Assignment »
When you copy the entries, omit the images and keep every word as it is.

(Excerpts from an interface dataset)
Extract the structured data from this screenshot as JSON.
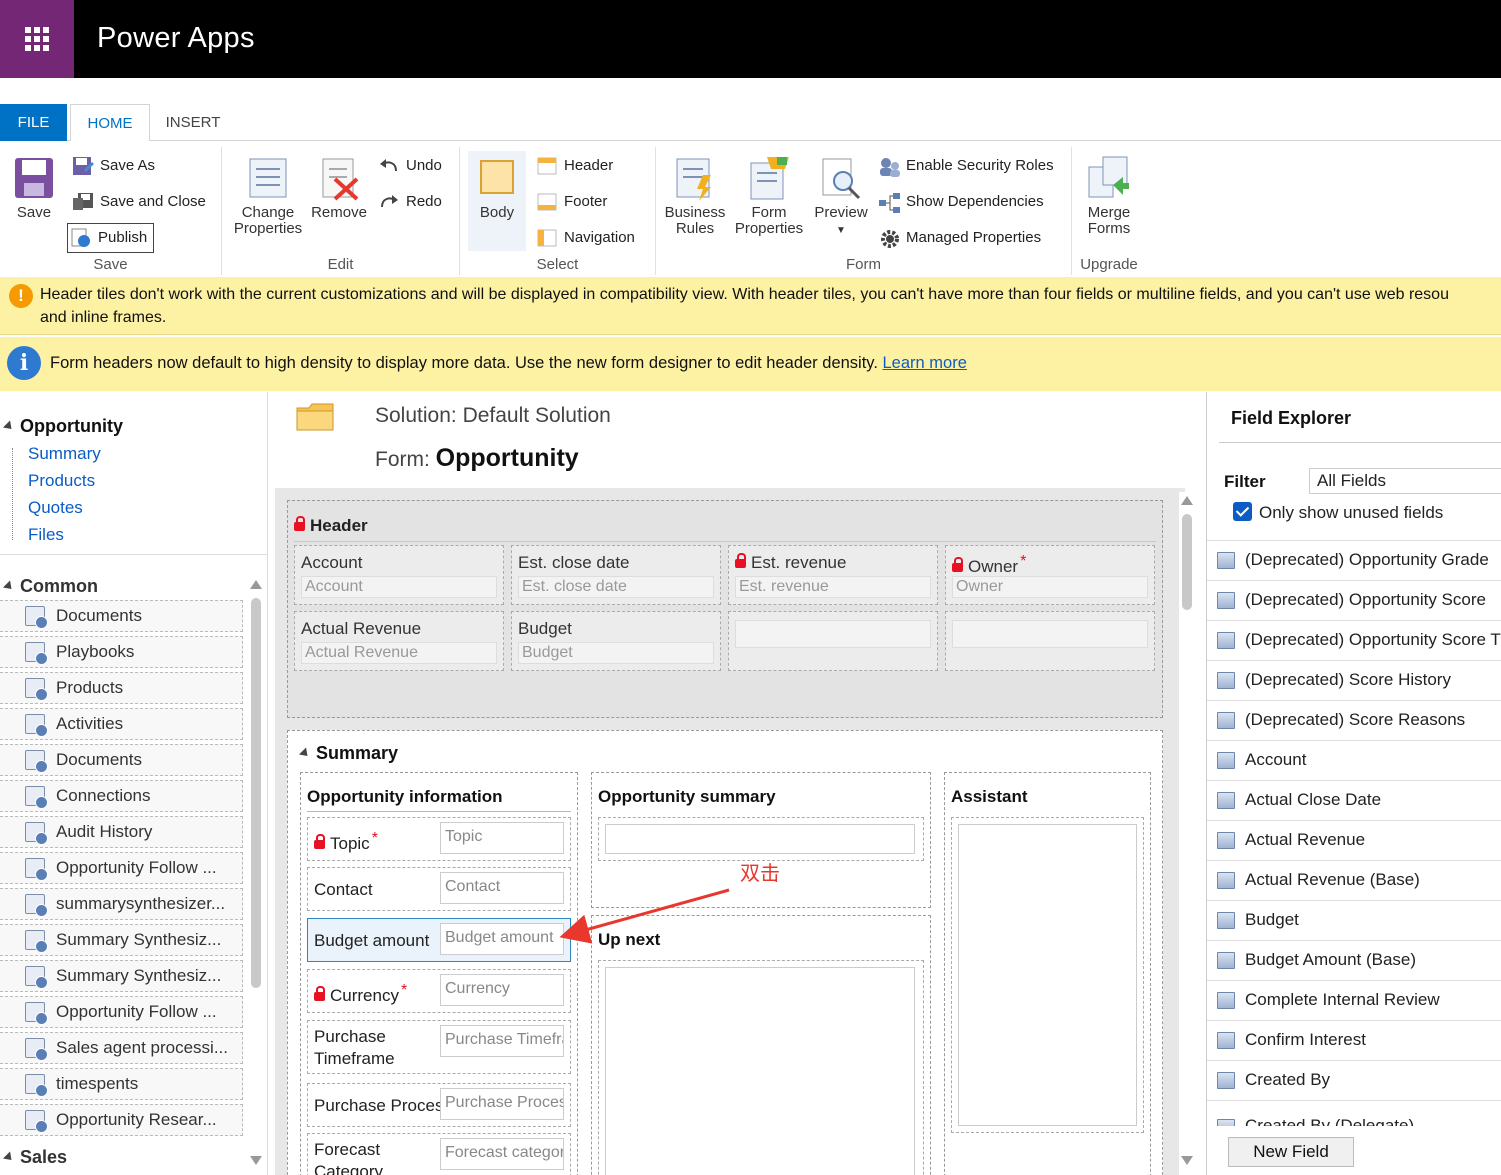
{
  "app": {
    "title": "Power Apps"
  },
  "tabs": [
    {
      "label": "FILE"
    },
    {
      "label": "HOME"
    },
    {
      "label": "INSERT"
    }
  ],
  "ribbon": {
    "save_group": {
      "save": "Save",
      "save_as": "Save As",
      "save_and_close": "Save and Close",
      "publish": "Publish",
      "label": "Save"
    },
    "edit_group": {
      "change_properties_1": "Change",
      "change_properties_2": "Properties",
      "remove": "Remove",
      "undo": "Undo",
      "redo": "Redo",
      "label": "Edit"
    },
    "select_group": {
      "body": "Body",
      "header": "Header",
      "footer": "Footer",
      "navigation": "Navigation",
      "label": "Select"
    },
    "form_group": {
      "business_rules_1": "Business",
      "business_rules_2": "Rules",
      "form_properties_1": "Form",
      "form_properties_2": "Properties",
      "preview": "Preview",
      "enable_security_roles": "Enable Security Roles",
      "show_dependencies": "Show Dependencies",
      "managed_properties": "Managed Properties",
      "label": "Form"
    },
    "upgrade_group": {
      "merge_forms_1": "Merge",
      "merge_forms_2": "Forms",
      "label": "Upgrade"
    }
  },
  "banners": {
    "warning_line1": "Header tiles don't work with the current customizations and will be displayed in compatibility view. With header tiles, you can't have more than four fields or multiline fields, and you can't use web resou",
    "warning_line2": "and inline frames.",
    "info_text": "Form headers now default to high density to display more data. Use the new form designer to edit header density.",
    "info_link": "Learn more"
  },
  "leftnav": {
    "entity": "Opportunity",
    "links": [
      "Summary",
      "Products",
      "Quotes",
      "Files"
    ],
    "common_label": "Common",
    "common_items": [
      "Documents",
      "Playbooks",
      "Products",
      "Activities",
      "Documents",
      "Connections",
      "Audit History",
      "Opportunity Follow ...",
      "summarysynthesizer...",
      "Summary Synthesiz...",
      "Summary Synthesiz...",
      "Opportunity Follow ...",
      "Sales agent processi...",
      "timespents",
      "Opportunity Resear..."
    ],
    "sales_label": "Sales"
  },
  "main": {
    "solution_prefix": "Solution:",
    "solution_name": "Default Solution",
    "form_prefix": "Form:",
    "form_name": "Opportunity",
    "header": {
      "label": "Header",
      "cells": [
        {
          "label": "Account",
          "placeholder": "Account"
        },
        {
          "label": "Est. close date",
          "placeholder": "Est. close date"
        },
        {
          "label": "Est. revenue",
          "placeholder": "Est. revenue"
        },
        {
          "label": "Owner",
          "placeholder": "Owner"
        },
        {
          "label": "Actual Revenue",
          "placeholder": "Actual Revenue"
        },
        {
          "label": "Budget",
          "placeholder": "Budget"
        }
      ]
    },
    "summary": {
      "label": "Summary",
      "opportunity_information": "Opportunity information",
      "fields": [
        {
          "label": "Topic",
          "placeholder": "Topic"
        },
        {
          "label": "Contact",
          "placeholder": "Contact"
        },
        {
          "label": "Budget amount",
          "placeholder": "Budget amount"
        },
        {
          "label": "Currency",
          "placeholder": "Currency"
        },
        {
          "label": "Purchase Timeframe",
          "placeholder": "Purchase Timefra"
        },
        {
          "label": "Purchase Process",
          "placeholder": "Purchase Process"
        },
        {
          "label": "Forecast Category",
          "placeholder": "Forecast categor"
        }
      ],
      "opportunity_summary": "Opportunity summary",
      "up_next": "Up next",
      "assistant": "Assistant"
    },
    "annotation": "双击",
    "annotation_color": "#e8372c"
  },
  "field_explorer": {
    "title": "Field Explorer",
    "filter_label": "Filter",
    "filter_value": "All Fields",
    "only_unused": "Only show unused fields",
    "fields": [
      "(Deprecated) Opportunity Grade",
      "(Deprecated) Opportunity Score",
      "(Deprecated) Opportunity Score Tre",
      "(Deprecated) Score History",
      "(Deprecated) Score Reasons",
      "Account",
      "Actual Close Date",
      "Actual Revenue",
      "Actual Revenue (Base)",
      "Budget",
      "Budget Amount (Base)",
      "Complete Internal Review",
      "Confirm Interest",
      "Created By",
      "Created By (Delegate)"
    ],
    "new_field": "New Field"
  },
  "colors": {
    "brand": "#742774",
    "accent": "#0072c6",
    "banner": "#fdf1a4",
    "required": "#e81123"
  }
}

Answer below »
Extract the structured data from this screenshot as JSON.
{
  "app": {
    "title": "Power Apps"
  },
  "tabs": [
    {
      "label": "FILE"
    },
    {
      "label": "HOME"
    },
    {
      "label": "INSERT"
    }
  ],
  "ribbon": {
    "save_group": {
      "save": "Save",
      "save_as": "Save As",
      "save_and_close": "Save and Close",
      "publish": "Publish",
      "label": "Save"
    },
    "edit_group": {
      "change_properties_1": "Change",
      "change_properties_2": "Properties",
      "remove": "Remove",
      "undo": "Undo",
      "redo": "Redo",
      "label": "Edit"
    },
    "select_group": {
      "body": "Body",
      "header": "Header",
      "footer": "Footer",
      "navigation": "Navigation",
      "label": "Select"
    },
    "form_group": {
      "business_rules_1": "Business",
      "business_rules_2": "Rules",
      "form_properties_1": "Form",
      "form_properties_2": "Properties",
      "preview": "Preview",
      "enable_security_roles": "Enable Security Roles",
      "show_dependencies": "Show Dependencies",
      "managed_properties": "Managed Properties",
      "label": "Form"
    },
    "upgrade_group": {
      "merge_forms_1": "Merge",
      "merge_forms_2": "Forms",
      "label": "Upgrade"
    }
  },
  "banners": {
    "warning_line1": "Header tiles don't work with the current customizations and will be displayed in compatibility view. With header tiles, you can't have more than four fields or multiline fields, and you can't use web resou",
    "warning_line2": "and inline frames.",
    "info_text": "Form headers now default to high density to display more data. Use the new form designer to edit header density.",
    "info_link": "Learn more"
  },
  "leftnav": {
    "entity": "Opportunity",
    "links": [
      "Summary",
      "Products",
      "Quotes",
      "Files"
    ],
    "common_label": "Common",
    "common_items": [
      "Documents",
      "Playbooks",
      "Products",
      "Activities",
      "Documents",
      "Connections",
      "Audit History",
      "Opportunity Follow ...",
      "summarysynthesizer...",
      "Summary Synthesiz...",
      "Summary Synthesiz...",
      "Opportunity Follow ...",
      "Sales agent processi...",
      "timespents",
      "Opportunity Resear..."
    ],
    "sales_label": "Sales"
  },
  "main": {
    "solution_prefix": "Solution:",
    "solution_name": "Default Solution",
    "form_prefix": "Form:",
    "form_name": "Opportunity",
    "header": {
      "label": "Header",
      "cells": [
        {
          "label": "Account",
          "placeholder": "Account"
        },
        {
          "label": "Est. close date",
          "placeholder": "Est. close date"
        },
        {
          "label": "Est. revenue",
          "placeholder": "Est. revenue"
        },
        {
          "label": "Owner",
          "placeholder": "Owner"
        },
        {
          "label": "Actual Revenue",
          "placeholder": "Actual Revenue"
        },
        {
          "label": "Budget",
          "placeholder": "Budget"
        }
      ]
    },
    "summary": {
      "label": "Summary",
      "opportunity_information": "Opportunity information",
      "fields": [
        {
          "label": "Topic",
          "placeholder": "Topic"
        },
        {
          "label": "Contact",
          "placeholder": "Contact"
        },
        {
          "label": "Budget amount",
          "placeholder": "Budget amount"
        },
        {
          "label": "Currency",
          "placeholder": "Currency"
        },
        {
          "label": "Purchase Timeframe",
          "placeholder": "Purchase Timefra"
        },
        {
          "label": "Purchase Process",
          "placeholder": "Purchase Process"
        },
        {
          "label": "Forecast Category",
          "placeholder": "Forecast categor"
        }
      ],
      "opportunity_summary": "Opportunity summary",
      "up_next": "Up next",
      "assistant": "Assistant"
    },
    "annotation": "双击",
    "annotation_color": "#e8372c"
  },
  "field_explorer": {
    "title": "Field Explorer",
    "filter_label": "Filter",
    "filter_value": "All Fields",
    "only_unused": "Only show unused fields",
    "fields": [
      "(Deprecated) Opportunity Grade",
      "(Deprecated) Opportunity Score",
      "(Deprecated) Opportunity Score Tre",
      "(Deprecated) Score History",
      "(Deprecated) Score Reasons",
      "Account",
      "Actual Close Date",
      "Actual Revenue",
      "Actual Revenue (Base)",
      "Budget",
      "Budget Amount (Base)",
      "Complete Internal Review",
      "Confirm Interest",
      "Created By",
      "Created By (Delegate)"
    ],
    "new_field": "New Field"
  },
  "colors": {
    "brand": "#742774",
    "accent": "#0072c6",
    "banner": "#fdf1a4",
    "required": "#e81123"
  }
}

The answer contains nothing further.